At the end of the year I said to my counselor, Charlie Brown (yes, that was his real name), “I didn’t learn anything in seventh grade English. Can I skip eighth grade English?” To my surprise, he said yes. No testing, just “sure,” and on to high school English I went.

So, during eighth grade I walked over to the high school next door to take English 9, where we read Romeo & Juliet and Lord of the Flies. Because of this I missed out on some books everyone in my generation seems to have read—books like Where the Red Fern Grows, Sounder, Old Yeller, and Johnny Tremain—but I got ahead in my classes. And this was something that was starting to get very important to me.

In American Lit Honors the next year, I read poems by Emily Dickinson and Anne Bradstreet and Robert Frost, short stories by Ernest Hemingway and Shirley Jackson and Flannery O’Connor and Edgar Allan Poe, and sermons by Cotton Mather and Jonathan Edwards. We read The Catcher in the RyeA Separate PeaceThe Adventures of Huckleberry Finn, and The Sun Also Rises. It was in this class I developed a deep love for The Great Gatsby and a deep loathing for Bartleby the Scrivener. I also began a lifelong literary love affair with T. S. Eliot.

I took junior year English during my sophomore year, reading Beowulf and William Blake and Wuthering Heights and parts of The Canterbury Tales. Then my English requirements were done and I could choose whatever English classes I wanted. The next year I took Pop Lit and read things like The Martian Chronicles and One Flew Over the Cuckoo’s Nest. And Fantasy, in which I could have taught one of the texts—Watership Down—and was practically asked to do that by the teacher, who was an emergency transplant from the art department. This is also when I first read The Lord of the Rings. Senior year I took AP English, where we read things like Hamlet, Pride & Prejudice, the plays of Sophocles, A Doll’s House, A Portrait of the Artist as a Young Man, and The Handmaid’s Tale.
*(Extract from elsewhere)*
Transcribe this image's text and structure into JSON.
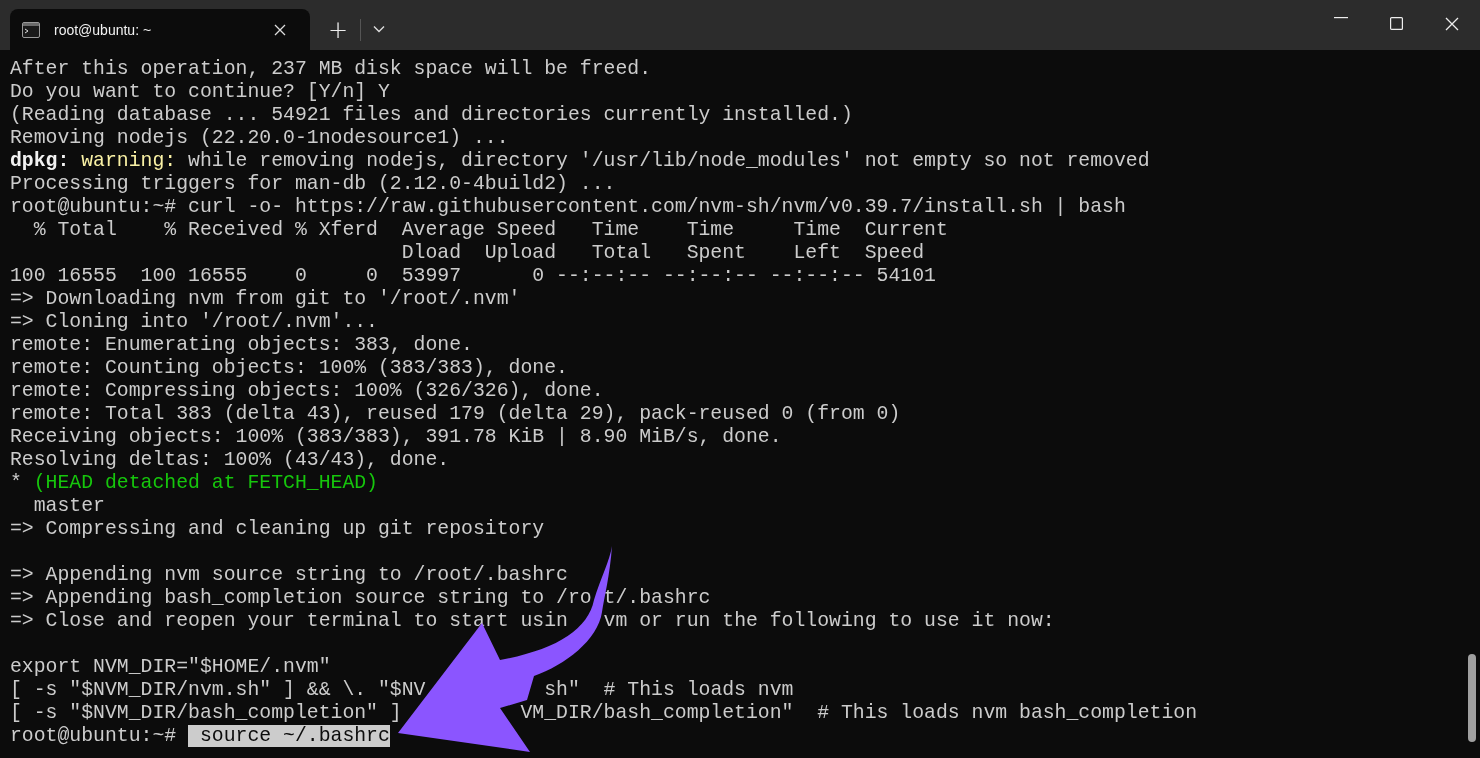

There were so many more books I read in high school: The Things They CarriedCatch-22Animal FarmThe Scarlet LetterOf Mice and MenThe Old Man and the SeaThe Call of the WildCat’s CradleUncle Tom’s CabinThe Color Purple. Books that built me into the person I am today as surely as my own experiences have.

College would bring so many more and varied books and authors into my life. Elie Wiesel and Art Spiegelman. Chinua Achebe and Tayeb Salih. Toni Morrison and Richard Wright. And the years since have brought in countless others—Virginia Woolf, Anita Brookner, Annie Dillard, Bill Bryson, Tony Horwitz, C. S. Lewis.

I live my life in books and books live their lives in me—as they do in you when you read them. It is a marvelous, almost mystical communion, between author and reader. An author makes black marks on a white field with a pen or a typewriter or a computer. And somehow, sometimes centuries later, a reader draws meaning from them. And I’m so grateful that I get to be part of it on both sides of the cosmic telephone line.